## ASSIGNED TASK:
The full set of records must be printed exactly as given.
↓↓↓
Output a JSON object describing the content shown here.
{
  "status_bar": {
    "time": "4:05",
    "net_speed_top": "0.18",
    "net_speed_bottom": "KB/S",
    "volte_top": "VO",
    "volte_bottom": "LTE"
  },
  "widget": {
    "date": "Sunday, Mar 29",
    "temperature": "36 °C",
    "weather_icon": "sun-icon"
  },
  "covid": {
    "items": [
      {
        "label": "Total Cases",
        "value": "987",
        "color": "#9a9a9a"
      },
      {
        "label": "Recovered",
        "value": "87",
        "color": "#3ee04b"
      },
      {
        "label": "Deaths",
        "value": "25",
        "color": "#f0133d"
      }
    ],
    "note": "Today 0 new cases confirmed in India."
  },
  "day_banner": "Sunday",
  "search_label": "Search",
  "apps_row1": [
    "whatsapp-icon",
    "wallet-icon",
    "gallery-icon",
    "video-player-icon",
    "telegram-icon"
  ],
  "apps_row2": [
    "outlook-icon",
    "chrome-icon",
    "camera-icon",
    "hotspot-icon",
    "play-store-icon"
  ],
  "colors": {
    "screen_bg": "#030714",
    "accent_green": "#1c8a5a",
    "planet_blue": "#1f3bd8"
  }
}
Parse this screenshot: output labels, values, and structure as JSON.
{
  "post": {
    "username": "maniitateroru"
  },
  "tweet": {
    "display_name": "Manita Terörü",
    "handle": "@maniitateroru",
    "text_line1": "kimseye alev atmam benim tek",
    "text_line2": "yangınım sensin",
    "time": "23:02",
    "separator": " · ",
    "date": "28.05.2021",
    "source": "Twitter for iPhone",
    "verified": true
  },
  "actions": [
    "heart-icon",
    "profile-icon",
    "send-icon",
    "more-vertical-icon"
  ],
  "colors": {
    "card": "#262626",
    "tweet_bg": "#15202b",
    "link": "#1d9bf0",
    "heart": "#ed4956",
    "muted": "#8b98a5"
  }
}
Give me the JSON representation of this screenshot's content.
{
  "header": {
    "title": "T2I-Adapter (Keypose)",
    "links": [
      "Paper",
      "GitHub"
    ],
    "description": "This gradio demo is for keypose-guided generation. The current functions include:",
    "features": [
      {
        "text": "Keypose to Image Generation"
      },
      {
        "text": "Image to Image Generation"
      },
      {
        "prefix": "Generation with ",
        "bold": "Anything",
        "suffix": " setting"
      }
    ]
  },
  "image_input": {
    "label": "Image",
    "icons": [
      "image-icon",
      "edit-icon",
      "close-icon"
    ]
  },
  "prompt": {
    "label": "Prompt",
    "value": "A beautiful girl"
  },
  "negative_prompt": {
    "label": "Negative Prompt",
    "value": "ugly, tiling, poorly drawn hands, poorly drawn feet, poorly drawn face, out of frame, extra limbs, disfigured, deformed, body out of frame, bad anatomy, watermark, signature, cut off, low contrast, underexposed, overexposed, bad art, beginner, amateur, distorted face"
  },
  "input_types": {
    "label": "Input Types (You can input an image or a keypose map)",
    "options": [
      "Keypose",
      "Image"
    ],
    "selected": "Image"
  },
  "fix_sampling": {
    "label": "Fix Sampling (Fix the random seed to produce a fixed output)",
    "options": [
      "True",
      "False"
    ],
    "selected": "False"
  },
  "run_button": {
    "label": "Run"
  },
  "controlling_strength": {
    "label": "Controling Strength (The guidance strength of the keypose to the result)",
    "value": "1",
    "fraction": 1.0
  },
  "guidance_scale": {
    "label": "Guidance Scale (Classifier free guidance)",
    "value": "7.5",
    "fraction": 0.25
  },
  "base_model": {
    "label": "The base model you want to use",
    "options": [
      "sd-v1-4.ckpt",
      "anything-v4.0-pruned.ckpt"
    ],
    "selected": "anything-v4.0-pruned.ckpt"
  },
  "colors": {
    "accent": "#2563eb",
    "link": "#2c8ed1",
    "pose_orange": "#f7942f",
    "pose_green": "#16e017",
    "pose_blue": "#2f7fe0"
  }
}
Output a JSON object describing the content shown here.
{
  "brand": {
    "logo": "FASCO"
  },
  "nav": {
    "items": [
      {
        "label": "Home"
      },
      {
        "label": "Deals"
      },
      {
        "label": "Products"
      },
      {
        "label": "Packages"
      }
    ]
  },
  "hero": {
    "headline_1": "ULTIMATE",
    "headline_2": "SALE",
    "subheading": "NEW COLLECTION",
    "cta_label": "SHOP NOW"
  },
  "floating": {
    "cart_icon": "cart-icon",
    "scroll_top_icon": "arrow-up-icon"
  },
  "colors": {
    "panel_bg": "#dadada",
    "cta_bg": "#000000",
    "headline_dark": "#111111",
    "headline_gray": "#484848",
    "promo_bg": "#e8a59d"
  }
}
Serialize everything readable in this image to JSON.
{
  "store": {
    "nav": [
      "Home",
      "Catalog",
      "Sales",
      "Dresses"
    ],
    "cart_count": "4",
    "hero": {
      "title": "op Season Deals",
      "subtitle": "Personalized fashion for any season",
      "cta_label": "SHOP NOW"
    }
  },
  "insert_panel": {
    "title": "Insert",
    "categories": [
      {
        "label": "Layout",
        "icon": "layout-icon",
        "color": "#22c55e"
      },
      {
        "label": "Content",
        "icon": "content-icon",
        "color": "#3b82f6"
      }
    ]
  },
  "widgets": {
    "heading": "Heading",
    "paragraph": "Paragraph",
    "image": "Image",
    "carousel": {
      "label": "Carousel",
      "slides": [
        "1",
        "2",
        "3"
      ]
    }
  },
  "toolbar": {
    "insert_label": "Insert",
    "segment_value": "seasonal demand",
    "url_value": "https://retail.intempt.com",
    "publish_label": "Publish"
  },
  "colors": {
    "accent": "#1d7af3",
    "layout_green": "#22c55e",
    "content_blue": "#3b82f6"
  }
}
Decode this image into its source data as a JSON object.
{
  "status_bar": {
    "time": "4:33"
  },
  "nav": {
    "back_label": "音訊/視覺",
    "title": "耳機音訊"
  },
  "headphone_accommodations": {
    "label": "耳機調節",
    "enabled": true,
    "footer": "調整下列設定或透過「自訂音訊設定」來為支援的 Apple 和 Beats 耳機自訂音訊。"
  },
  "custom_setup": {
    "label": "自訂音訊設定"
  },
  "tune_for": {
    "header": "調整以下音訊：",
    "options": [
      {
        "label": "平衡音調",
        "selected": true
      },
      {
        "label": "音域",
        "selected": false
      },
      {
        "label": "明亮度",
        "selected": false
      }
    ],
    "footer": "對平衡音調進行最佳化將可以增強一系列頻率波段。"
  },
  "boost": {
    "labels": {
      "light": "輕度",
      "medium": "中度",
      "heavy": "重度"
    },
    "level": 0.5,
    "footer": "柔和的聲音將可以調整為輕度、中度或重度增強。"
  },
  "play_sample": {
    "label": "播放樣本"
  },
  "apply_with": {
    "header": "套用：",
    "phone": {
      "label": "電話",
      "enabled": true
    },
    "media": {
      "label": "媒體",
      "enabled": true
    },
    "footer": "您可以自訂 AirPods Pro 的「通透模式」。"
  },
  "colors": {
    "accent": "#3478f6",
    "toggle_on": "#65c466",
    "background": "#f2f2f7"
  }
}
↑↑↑
## ANSWER TO THE EXERCISE:
Output a JSON object describing the content shown here.
{
  "status_bar": {
    "time": "4:05",
    "net_speed_top": "0.18",
    "net_speed_bottom": "KB/S",
    "volte_top": "VO",
    "volte_bottom": "LTE"
  },
  "widget": {
    "date": "Sunday, Mar 29",
    "temperature": "36 °C",
    "weather_icon": "sun-icon"
  },
  "covid": {
    "items": [
      {
        "label": "Total Cases",
        "value": "987",
        "color": "#9a9a9a"
      },
      {
        "label": "Recovered",
        "value": "87",
        "color": "#3ee04b"
      },
      {
        "label": "Deaths",
        "value": "25",
        "color": "#f0133d"
      }
    ],
    "note": "Today 0 new cases confirmed in India."
  },
  "day_banner": "Sunday",
  "search_label": "Search",
  "apps_row1": [
    "whatsapp-icon",
    "wallet-icon",
    "gallery-icon",
    "video-player-icon",
    "telegram-icon"
  ],
  "apps_row2": [
    "outlook-icon",
    "chrome-icon",
    "camera-icon",
    "hotspot-icon",
    "play-store-icon"
  ],
  "colors": {
    "screen_bg": "#030714",
    "accent_green": "#1c8a5a",
    "planet_blue": "#1f3bd8"
  }
}
Parse this screenshot: output labels, values, and structure as JSON.
{
  "post": {
    "username": "maniitateroru"
  },
  "tweet": {
    "display_name": "Manita Terörü",
    "handle": "@maniitateroru",
    "text_line1": "kimseye alev atmam benim tek",
    "text_line2": "yangınım sensin",
    "time": "23:02",
    "separator": " · ",
    "date": "28.05.2021",
    "source": "Twitter for iPhone",
    "verified": true
  },
  "actions": [
    "heart-icon",
    "profile-icon",
    "send-icon",
    "more-vertical-icon"
  ],
  "colors": {
    "card": "#262626",
    "tweet_bg": "#15202b",
    "link": "#1d9bf0",
    "heart": "#ed4956",
    "muted": "#8b98a5"
  }
}
Give me the JSON representation of this screenshot's content.
{
  "header": {
    "title": "T2I-Adapter (Keypose)",
    "links": [
      "Paper",
      "GitHub"
    ],
    "description": "This gradio demo is for keypose-guided generation. The current functions include:",
    "features": [
      {
        "text": "Keypose to Image Generation"
      },
      {
        "text": "Image to Image Generation"
      },
      {
        "prefix": "Generation with ",
        "bold": "Anything",
        "suffix": " setting"
      }
    ]
  },
  "image_input": {
    "label": "Image",
    "icons": [
      "image-icon",
      "edit-icon",
      "close-icon"
    ]
  },
  "prompt": {
    "label": "Prompt",
    "value": "A beautiful girl"
  },
  "negative_prompt": {
    "label": "Negative Prompt",
    "value": "ugly, tiling, poorly drawn hands, poorly drawn feet, poorly drawn face, out of frame, extra limbs, disfigured, deformed, body out of frame, bad anatomy, watermark, signature, cut off, low contrast, underexposed, overexposed, bad art, beginner, amateur, distorted face"
  },
  "input_types": {
    "label": "Input Types (You can input an image or a keypose map)",
    "options": [
      "Keypose",
      "Image"
    ],
    "selected": "Image"
  },
  "fix_sampling": {
    "label": "Fix Sampling (Fix the random seed to produce a fixed output)",
    "options": [
      "True",
      "False"
    ],
    "selected": "False"
  },
  "run_button": {
    "label": "Run"
  },
  "controlling_strength": {
    "label": "Controling Strength (The guidance strength of the keypose to the result)",
    "value": "1",
    "fraction": 1.0
  },
  "guidance_scale": {
    "label": "Guidance Scale (Classifier free guidance)",
    "value": "7.5",
    "fraction": 0.25
  },
  "base_model": {
    "label": "The base model you want to use",
    "options": [
      "sd-v1-4.ckpt",
      "anything-v4.0-pruned.ckpt"
    ],
    "selected": "anything-v4.0-pruned.ckpt"
  },
  "colors": {
    "accent": "#2563eb",
    "link": "#2c8ed1",
    "pose_orange": "#f7942f",
    "pose_green": "#16e017",
    "pose_blue": "#2f7fe0"
  }
}
Output a JSON object describing the content shown here.
{
  "brand": {
    "logo": "FASCO"
  },
  "nav": {
    "items": [
      {
        "label": "Home"
      },
      {
        "label": "Deals"
      },
      {
        "label": "Products"
      },
      {
        "label": "Packages"
      }
    ]
  },
  "hero": {
    "headline_1": "ULTIMATE",
    "headline_2": "SALE",
    "subheading": "NEW COLLECTION",
    "cta_label": "SHOP NOW"
  },
  "floating": {
    "cart_icon": "cart-icon",
    "scroll_top_icon": "arrow-up-icon"
  },
  "colors": {
    "panel_bg": "#dadada",
    "cta_bg": "#000000",
    "headline_dark": "#111111",
    "headline_gray": "#484848",
    "promo_bg": "#e8a59d"
  }
}
Serialize everything readable in this image to JSON.
{
  "store": {
    "nav": [
      "Home",
      "Catalog",
      "Sales",
      "Dresses"
    ],
    "cart_count": "4",
    "hero": {
      "title": "op Season Deals",
      "subtitle": "Personalized fashion for any season",
      "cta_label": "SHOP NOW"
    }
  },
  "insert_panel": {
    "title": "Insert",
    "categories": [
      {
        "label": "Layout",
        "icon": "layout-icon",
        "color": "#22c55e"
      },
      {
        "label": "Content",
        "icon": "content-icon",
        "color": "#3b82f6"
      }
    ]
  },
  "widgets": {
    "heading": "Heading",
    "paragraph": "Paragraph",
    "image": "Image",
    "carousel": {
      "label": "Carousel",
      "slides": [
        "1",
        "2",
        "3"
      ]
    }
  },
  "toolbar": {
    "insert_label": "Insert",
    "segment_value": "seasonal demand",
    "url_value": "https://retail.intempt.com",
    "publish_label": "Publish"
  },
  "colors": {
    "accent": "#1d7af3",
    "layout_green": "#22c55e",
    "content_blue": "#3b82f6"
  }
}
Decode this image into its source data as a JSON object.
{
  "status_bar": {
    "time": "4:33"
  },
  "nav": {
    "back_label": "音訊/視覺",
    "title": "耳機音訊"
  },
  "headphone_accommodations": {
    "label": "耳機調節",
    "enabled": true,
    "footer": "調整下列設定或透過「自訂音訊設定」來為支援的 Apple 和 Beats 耳機自訂音訊。"
  },
  "custom_setup": {
    "label": "自訂音訊設定"
  },
  "tune_for": {
    "header": "調整以下音訊：",
    "options": [
      {
        "label": "平衡音調",
        "selected": true
      },
      {
        "label": "音域",
        "selected": false
      },
      {
        "label": "明亮度",
        "selected": false
      }
    ],
    "footer": "對平衡音調進行最佳化將可以增強一系列頻率波段。"
  },
  "boost": {
    "labels": {
      "light": "輕度",
      "medium": "中度",
      "heavy": "重度"
    },
    "level": 0.5,
    "footer": "柔和的聲音將可以調整為輕度、中度或重度增強。"
  },
  "play_sample": {
    "label": "播放樣本"
  },
  "apply_with": {
    "header": "套用：",
    "phone": {
      "label": "電話",
      "enabled": true
    },
    "media": {
      "label": "媒體",
      "enabled": true
    },
    "footer": "您可以自訂 AirPods Pro 的「通透模式」。"
  },
  "colors": {
    "accent": "#3478f6",
    "toggle_on": "#65c466",
    "background": "#f2f2f7"
  }
}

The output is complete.